This week was an interesting week as always in management 300. There has been an interesting shift in team dynamics, in previous weeks I have always talked about our team being relatively complacent. We were extremely positive and to put it casually we just ‘went with the flow.’ In all my previous journals I always commented on whether or not this complacency and positivity was a danger to our teams success as we were not critically analysing the decisions we were about to make. And it seems finally the week we put some fire into our decision making things look up in the simulation, so I guess that was an interesting observation from our team. However that brings me to my next problem, will our team be able to effectively use this fire or will this tension of critically evaluating all our decisions create havoc between team members? What is the healthy balance of criticism of others?
This observations and issues can be further analysed by using not only the readings and my experiences in other teams, especially a team where we are doing a similar company decision making simulation. Using the readings I think I should identify we are all executives and managers in our own fields in this simulation. This reading was to me not just about the administrator duties of our CEO but the administrator duties each and every person in our team over their individual department. This is where I believe the conflict is arising. As we all believe we have control over our own departments, it is important to remember that to be overall effective we must be a team as all our decisions single handily effect each other’s decisions. We all have skills, according to this reading, such as technical, human and conceptual that we as managers need to apply according our varying different degrees of roles (Katz, 1955). I believe that is also where the difficulty is arising in our teams as well, these skills should be applied on the basis of the degree of your role. However I believe that in our teams we are not recognising that we should embracing the different skills that each of us possess on our different departments as the reading suggests (Katz, 1955). And while in previous weeks I have suggested that maybe we weren’t questioning each other’s decisions enough, I feel like we are now at the opposite extreme in which our questioning each other is resulting in inefficiency in decision making. To the point I feel like we are constantly explaining ourselves over and over to each other. The difficulties in managing these different skill sets of different administrators and the variation of levels of administrating can be demonstrated as in another class’s team in which the roles on the simulation have not be split, we make them collectively, and to be honest for this simulation it is proving very effective as we not only get our decisions made in half an hour but we also are the winning team. I feel like this is interesting because in a group dynamic in which we are using a collective skill there is much better results than in a team where we are experts in our own field and we are trying to combine these skills effectively.
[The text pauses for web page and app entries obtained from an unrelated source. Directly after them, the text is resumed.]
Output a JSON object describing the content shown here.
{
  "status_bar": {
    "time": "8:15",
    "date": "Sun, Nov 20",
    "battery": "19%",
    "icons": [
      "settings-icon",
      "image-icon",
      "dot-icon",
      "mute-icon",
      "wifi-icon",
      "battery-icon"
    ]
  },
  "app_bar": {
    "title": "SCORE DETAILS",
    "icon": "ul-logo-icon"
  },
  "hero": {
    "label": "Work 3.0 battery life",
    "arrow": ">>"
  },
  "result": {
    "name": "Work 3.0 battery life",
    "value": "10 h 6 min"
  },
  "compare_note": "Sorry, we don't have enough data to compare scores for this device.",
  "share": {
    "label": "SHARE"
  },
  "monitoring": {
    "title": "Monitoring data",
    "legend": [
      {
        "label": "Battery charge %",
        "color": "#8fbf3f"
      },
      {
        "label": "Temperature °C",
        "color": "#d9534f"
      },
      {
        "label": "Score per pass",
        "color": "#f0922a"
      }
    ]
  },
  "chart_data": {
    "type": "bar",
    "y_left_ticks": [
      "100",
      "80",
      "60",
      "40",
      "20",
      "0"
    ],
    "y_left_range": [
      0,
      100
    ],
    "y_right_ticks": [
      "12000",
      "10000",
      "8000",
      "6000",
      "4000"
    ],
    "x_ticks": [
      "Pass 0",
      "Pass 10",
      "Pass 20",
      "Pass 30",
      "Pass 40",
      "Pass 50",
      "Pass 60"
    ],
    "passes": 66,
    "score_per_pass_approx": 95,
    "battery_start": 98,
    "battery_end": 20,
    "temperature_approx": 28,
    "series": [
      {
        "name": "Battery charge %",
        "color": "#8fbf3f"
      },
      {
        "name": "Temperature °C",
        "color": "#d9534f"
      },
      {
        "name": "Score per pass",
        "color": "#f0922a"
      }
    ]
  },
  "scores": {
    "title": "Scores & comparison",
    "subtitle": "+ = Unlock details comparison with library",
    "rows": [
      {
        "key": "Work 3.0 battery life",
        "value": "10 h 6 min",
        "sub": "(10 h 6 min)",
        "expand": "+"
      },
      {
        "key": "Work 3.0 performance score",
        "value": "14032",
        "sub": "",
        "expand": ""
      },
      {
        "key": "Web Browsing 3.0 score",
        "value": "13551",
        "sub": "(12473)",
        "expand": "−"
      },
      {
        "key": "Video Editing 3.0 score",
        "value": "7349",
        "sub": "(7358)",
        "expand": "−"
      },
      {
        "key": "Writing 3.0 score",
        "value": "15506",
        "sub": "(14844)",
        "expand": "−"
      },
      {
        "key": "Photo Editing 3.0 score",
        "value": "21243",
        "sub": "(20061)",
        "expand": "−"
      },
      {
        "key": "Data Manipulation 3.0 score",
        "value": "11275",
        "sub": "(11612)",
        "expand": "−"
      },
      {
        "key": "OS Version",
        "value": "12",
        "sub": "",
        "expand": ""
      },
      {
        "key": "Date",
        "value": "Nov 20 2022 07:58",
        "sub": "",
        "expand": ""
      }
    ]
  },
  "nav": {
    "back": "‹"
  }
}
I believe a lot of my problems this week have been partway solved in the discussion our team-mates had this week. While it was confronting too many of us, I believe it was an important step to understanding perhaps where we are going wrong and perhaps starting to analyse each others decisions in a positive but critical manner. I believe a way of solving this issue would be in deciding perhaps which skills of technical, human and conceptual are most important to the different roles. Personally to me I believe that while the reading says each administrator should possess all three basically, I believe a focus on a skill for each administrator in our team may benefit us (Katz, 1955). The most important skill for our CEO to have would be the human skills. I think this should be her focus while she lets us on our technical skills and master them.
Overall i believe it is very important to continue to act on the issues we are having as a team, as in doing so we can already see we are having positive results.
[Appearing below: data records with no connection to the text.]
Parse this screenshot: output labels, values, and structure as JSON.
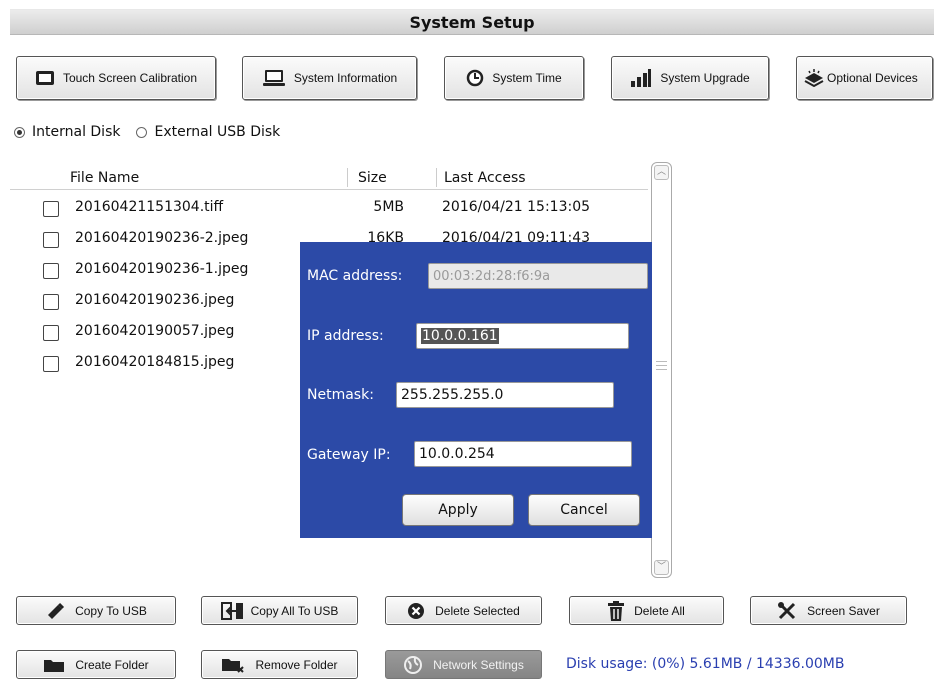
{
  "window": {
    "title": "System Setup"
  },
  "toolbar": {
    "buttons": [
      {
        "label": "Touch Screen Calibration",
        "icon": "screen-icon"
      },
      {
        "label": "System Information",
        "icon": "laptop-icon"
      },
      {
        "label": "System Time",
        "icon": "clock-icon"
      },
      {
        "label": "System Upgrade",
        "icon": "signal-bars-icon"
      },
      {
        "label": "Optional Devices",
        "icon": "device-icon"
      }
    ]
  },
  "storage": {
    "options": [
      {
        "label": "Internal Disk",
        "selected": true
      },
      {
        "label": "External USB Disk",
        "selected": false
      }
    ]
  },
  "file_list": {
    "columns": [
      "File Name",
      "Size",
      "Last Access"
    ],
    "rows": [
      {
        "name": "20160421151304.tiff",
        "size": "5MB",
        "date": "2016/04/21 15:13:05"
      },
      {
        "name": "20160420190236-2.jpeg",
        "size": "16KB",
        "date": "2016/04/21 09:11:43"
      },
      {
        "name": "20160420190236-1.jpeg",
        "size": "",
        "date": ""
      },
      {
        "name": "20160420190236.jpeg",
        "size": "",
        "date": ""
      },
      {
        "name": "20160420190057.jpeg",
        "size": "",
        "date": ""
      },
      {
        "name": "20160420184815.jpeg",
        "size": "",
        "date": ""
      }
    ]
  },
  "network_dialog": {
    "mac_label": "MAC address:",
    "mac_value": "00:03:2d:28:f6:9a",
    "ip_label": "IP address:",
    "ip_value": "10.0.0.161",
    "netmask_label": "Netmask:",
    "netmask_value": "255.255.255.0",
    "gateway_label": "Gateway IP:",
    "gateway_value": "10.0.0.254",
    "apply_label": "Apply",
    "cancel_label": "Cancel",
    "background_color": "#2c4aa7"
  },
  "actions": {
    "copy_to_usb": "Copy To USB",
    "copy_all_to_usb": "Copy All To USB",
    "delete_selected": "Delete Selected",
    "delete_all": "Delete All",
    "screen_saver": "Screen Saver",
    "create_folder": "Create Folder",
    "remove_folder": "Remove Folder",
    "network_settings": "Network Settings"
  },
  "status": {
    "disk_usage": "Disk usage: (0%) 5.61MB / 14336.00MB",
    "color": "#2a3fb0"
  }
}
Katz, R. L. (1955). Skills of an effective administrator. Harvard Business Review, 33(1), 33--42